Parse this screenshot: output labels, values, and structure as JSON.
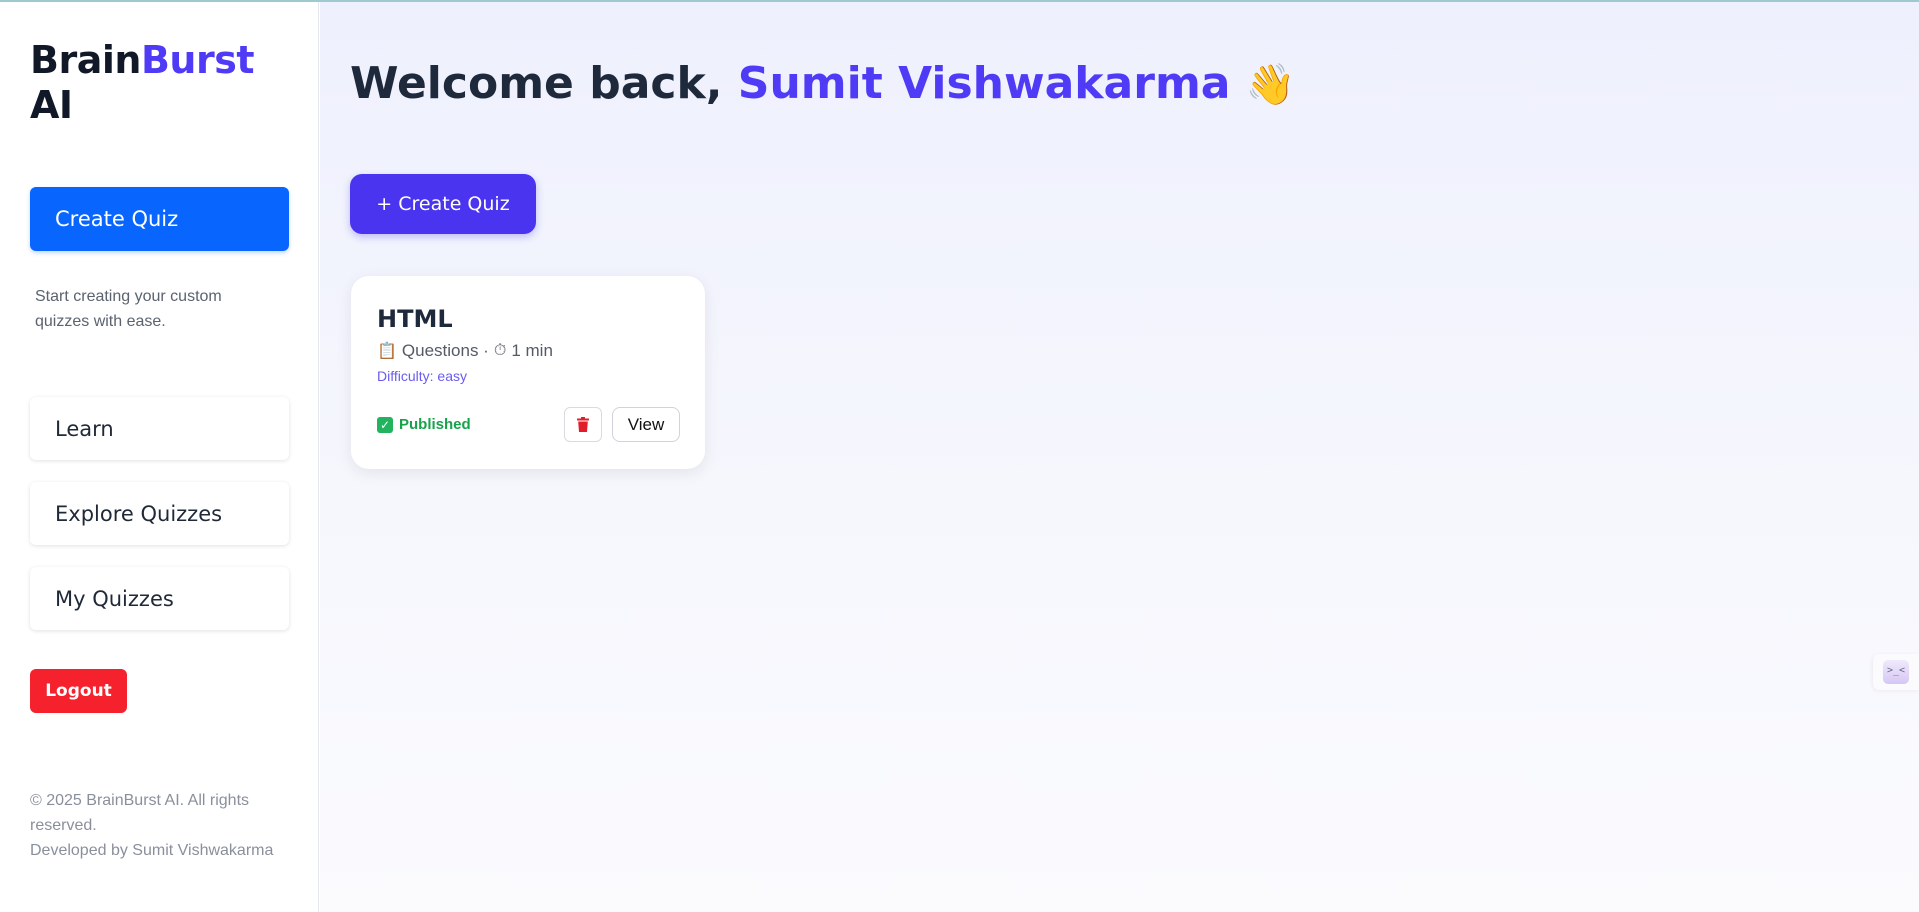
{
  "sidebar": {
    "brand": {
      "part1": "Brain",
      "part2": "Burst",
      "part3": "AI"
    },
    "create_quiz_label": "Create Quiz",
    "description": "Start creating your custom quizzes with ease.",
    "nav": [
      {
        "label": "Learn"
      },
      {
        "label": "Explore Quizzes"
      },
      {
        "label": "My Quizzes"
      }
    ],
    "logout_label": "Logout",
    "footer": {
      "copyright": "© 2025 BrainBurst AI. All rights reserved.",
      "developer": "Developed by Sumit Vishwakarma"
    }
  },
  "main": {
    "welcome_prefix": "Welcome back, ",
    "user_name": "Sumit Vishwakarma",
    "wave_emoji": "👋",
    "create_quiz_label": "+ Create Quiz",
    "quizzes": [
      {
        "title": "HTML",
        "questions_emoji": "📋",
        "questions_label": "Questions ·",
        "timer_emoji": "⏱",
        "duration": "1 min",
        "difficulty": "Difficulty: easy",
        "status_check": "✓",
        "status": "Published",
        "view_label": "View"
      }
    ]
  },
  "widget": {
    "face": ">_<"
  },
  "colors": {
    "accent": "#4f3bf5",
    "primary_blue": "#0866ff",
    "danger": "#f5222d",
    "success": "#16a34a"
  },
  "icons": {
    "delete": "trash-icon",
    "questions": "clipboard-icon",
    "timer": "stopwatch-icon",
    "status": "check-icon"
  }
}
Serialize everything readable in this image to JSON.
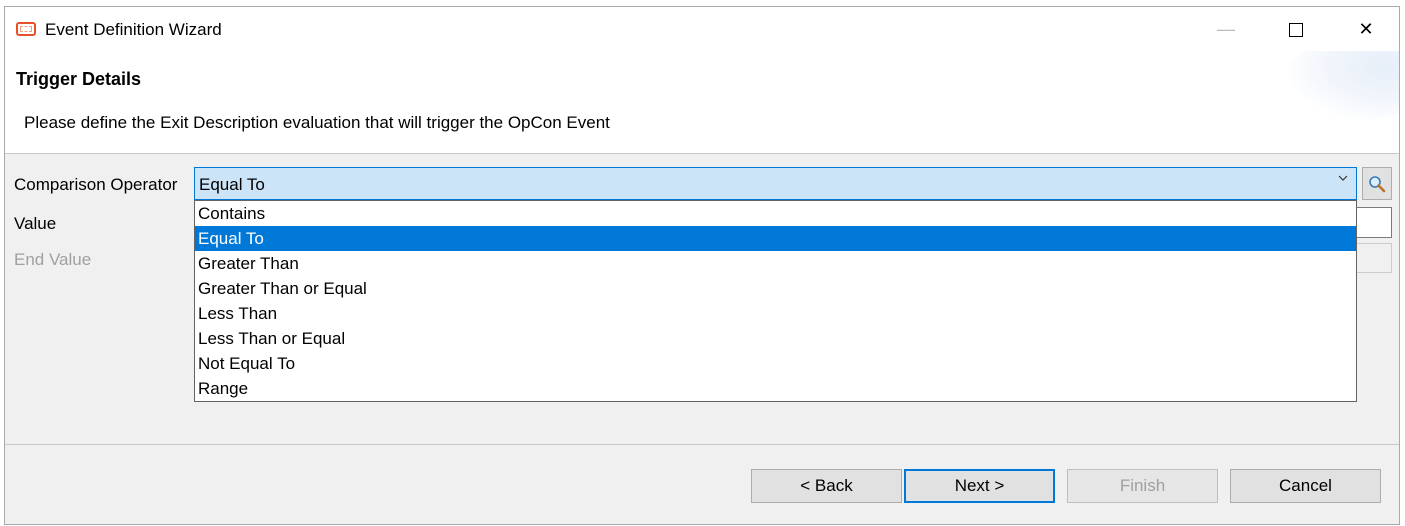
{
  "window": {
    "title": "Event Definition Wizard",
    "minimize_glyph": "—",
    "close_glyph": "✕"
  },
  "header": {
    "title": "Trigger Details",
    "description": "Please define the Exit Description evaluation that will trigger the OpCon Event"
  },
  "form": {
    "comparison_operator_label": "Comparison Operator",
    "comparison_operator_value": "Equal To",
    "value_label": "Value",
    "value_value": "",
    "end_value_label": "End Value",
    "end_value_value": "",
    "lookup_icon": "magnifier-icon",
    "options": [
      "Contains",
      "Equal To",
      "Greater Than",
      "Greater Than or Equal",
      "Less Than",
      "Less Than or Equal",
      "Not Equal To",
      "Range"
    ],
    "selected_option": "Equal To"
  },
  "buttons": {
    "back": "< Back",
    "next": "Next >",
    "finish": "Finish",
    "cancel": "Cancel"
  },
  "colors": {
    "accent": "#0078d7",
    "combo_background": "#cce4f7",
    "app_icon": "#e8502a"
  }
}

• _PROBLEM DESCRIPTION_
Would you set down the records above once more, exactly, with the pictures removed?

• _OUTPUT FOR THIS TASK_
Parse this screenshot: output labels, values, and structure as JSON.
{
  "sidebar": {
    "brand": {
      "part1": "Brain",
      "part2": "Burst",
      "part3": "AI"
    },
    "create_quiz_label": "Create Quiz",
    "description": "Start creating your custom quizzes with ease.",
    "nav": [
      {
        "label": "Learn"
      },
      {
        "label": "Explore Quizzes"
      },
      {
        "label": "My Quizzes"
      }
    ],
    "logout_label": "Logout",
    "footer": {
      "copyright": "© 2025 BrainBurst AI. All rights reserved.",
      "developer": "Developed by Sumit Vishwakarma"
    }
  },
  "main": {
    "welcome_prefix": "Welcome back, ",
    "user_name": "Sumit Vishwakarma",
    "wave_emoji": "👋",
    "create_quiz_label": "+ Create Quiz",
    "quizzes": [
      {
        "title": "HTML",
        "questions_emoji": "📋",
        "questions_label": "Questions ·",
        "timer_emoji": "⏱",
        "duration": "1 min",
        "difficulty": "Difficulty: easy",
        "status_check": "✓",
        "status": "Published",
        "view_label": "View"
      }
    ]
  },
  "widget": {
    "face": ">_<"
  },
  "colors": {
    "accent": "#4f3bf5",
    "primary_blue": "#0866ff",
    "danger": "#f5222d",
    "success": "#16a34a"
  },
  "icons": {
    "delete": "trash-icon",
    "questions": "clipboard-icon",
    "timer": "stopwatch-icon",
    "status": "check-icon"
  }
}
Serialize everything readable in this image to JSON.
{
  "window": {
    "title": "Event Definition Wizard",
    "minimize_glyph": "—",
    "close_glyph": "✕"
  },
  "header": {
    "title": "Trigger Details",
    "description": "Please define the Exit Description evaluation that will trigger the OpCon Event"
  },
  "form": {
    "comparison_operator_label": "Comparison Operator",
    "comparison_operator_value": "Equal To",
    "value_label": "Value",
    "value_value": "",
    "end_value_label": "End Value",
    "end_value_value": "",
    "lookup_icon": "magnifier-icon",
    "options": [
      "Contains",
      "Equal To",
      "Greater Than",
      "Greater Than or Equal",
      "Less Than",
      "Less Than or Equal",
      "Not Equal To",
      "Range"
    ],
    "selected_option": "Equal To"
  },
  "buttons": {
    "back": "< Back",
    "next": "Next >",
    "finish": "Finish",
    "cancel": "Cancel"
  },
  "colors": {
    "accent": "#0078d7",
    "combo_background": "#cce4f7",
    "app_icon": "#e8502a"
  }
}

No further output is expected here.